Ed Easton is a natural clown, energetic and hysterical, capable of nailing the Coogan-esque kind of stuttering awkwardness in any fight. James Meehan is a dominant presence with razor-sharp timing and a clear sense of humour. When not on stage, they are directed by director and co-writer Kiri Pritchard McLean.
I hesitate to use the word “dark” because I have seen other reports from the group that the visit was uncomfortable and repulsive in some places, but it was done with an eye on the punchlines, jokes and physical set pieces. Otherwise, the atmosphere offered room for comedy. It was a process to get laughs.
On paper, the “Coffee” sketch looks like a basic, unspectacular concept, but is saved by Meehan’s joy in the interaction and the handover. One item falls away, but I’ll save it for later.
Hughes’s finest moments come when they compete one after another, two after another, in their sharp-tongued exchanges of words. Easton is brilliant to watch as he moves, shuffles and fluffs like a raging clown.
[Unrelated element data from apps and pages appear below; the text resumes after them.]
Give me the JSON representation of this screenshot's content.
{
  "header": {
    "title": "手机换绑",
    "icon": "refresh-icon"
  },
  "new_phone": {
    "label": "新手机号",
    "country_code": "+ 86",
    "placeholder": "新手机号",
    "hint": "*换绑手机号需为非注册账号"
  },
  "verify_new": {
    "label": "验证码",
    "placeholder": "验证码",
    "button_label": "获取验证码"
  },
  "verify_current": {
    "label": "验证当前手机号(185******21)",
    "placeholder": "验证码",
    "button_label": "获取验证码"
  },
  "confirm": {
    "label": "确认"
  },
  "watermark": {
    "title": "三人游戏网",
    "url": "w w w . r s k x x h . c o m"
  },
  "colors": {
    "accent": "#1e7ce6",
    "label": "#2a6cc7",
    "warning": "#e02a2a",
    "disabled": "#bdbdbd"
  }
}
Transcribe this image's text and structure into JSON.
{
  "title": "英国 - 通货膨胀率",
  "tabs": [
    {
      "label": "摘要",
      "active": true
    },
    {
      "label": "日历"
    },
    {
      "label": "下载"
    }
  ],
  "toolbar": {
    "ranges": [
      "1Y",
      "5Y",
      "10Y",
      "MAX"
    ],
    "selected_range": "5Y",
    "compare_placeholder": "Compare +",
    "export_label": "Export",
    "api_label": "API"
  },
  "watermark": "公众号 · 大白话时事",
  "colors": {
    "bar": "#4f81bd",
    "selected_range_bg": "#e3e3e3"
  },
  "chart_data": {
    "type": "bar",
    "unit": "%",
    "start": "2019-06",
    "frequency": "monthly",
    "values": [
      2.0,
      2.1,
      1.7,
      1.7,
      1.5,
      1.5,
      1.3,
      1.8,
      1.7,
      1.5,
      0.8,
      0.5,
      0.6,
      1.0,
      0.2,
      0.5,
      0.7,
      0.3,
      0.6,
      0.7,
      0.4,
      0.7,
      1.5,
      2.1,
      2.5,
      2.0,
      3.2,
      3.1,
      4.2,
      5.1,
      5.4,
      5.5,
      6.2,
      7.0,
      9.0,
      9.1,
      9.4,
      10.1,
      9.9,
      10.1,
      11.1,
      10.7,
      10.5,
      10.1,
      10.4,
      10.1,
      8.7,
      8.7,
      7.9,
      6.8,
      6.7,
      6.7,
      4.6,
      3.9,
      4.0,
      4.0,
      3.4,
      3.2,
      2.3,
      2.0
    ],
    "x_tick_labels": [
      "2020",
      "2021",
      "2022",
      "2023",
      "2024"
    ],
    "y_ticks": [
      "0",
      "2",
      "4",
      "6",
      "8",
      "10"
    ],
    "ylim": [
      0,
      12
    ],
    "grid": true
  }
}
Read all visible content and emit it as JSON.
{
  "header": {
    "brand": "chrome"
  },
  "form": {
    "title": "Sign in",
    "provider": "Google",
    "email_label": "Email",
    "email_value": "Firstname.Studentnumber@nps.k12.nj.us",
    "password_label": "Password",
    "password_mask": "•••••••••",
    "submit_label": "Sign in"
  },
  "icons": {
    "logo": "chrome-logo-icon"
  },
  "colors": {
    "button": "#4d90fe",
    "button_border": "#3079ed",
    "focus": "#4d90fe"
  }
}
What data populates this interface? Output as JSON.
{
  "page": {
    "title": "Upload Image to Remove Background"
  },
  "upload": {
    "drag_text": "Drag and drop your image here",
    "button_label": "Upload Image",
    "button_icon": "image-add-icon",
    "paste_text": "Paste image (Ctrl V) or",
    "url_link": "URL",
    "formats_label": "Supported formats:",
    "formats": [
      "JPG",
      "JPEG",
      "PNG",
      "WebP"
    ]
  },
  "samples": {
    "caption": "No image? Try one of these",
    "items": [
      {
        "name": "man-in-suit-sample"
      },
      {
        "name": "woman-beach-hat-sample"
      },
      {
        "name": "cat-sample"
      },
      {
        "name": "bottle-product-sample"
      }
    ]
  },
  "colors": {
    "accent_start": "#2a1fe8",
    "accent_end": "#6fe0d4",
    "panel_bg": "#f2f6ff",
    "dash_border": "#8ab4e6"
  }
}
Hughes refers to the rawness on offer, saying: “It’s sperm in a bumper. You can’t fool an audience on stage, “but we know it’s more.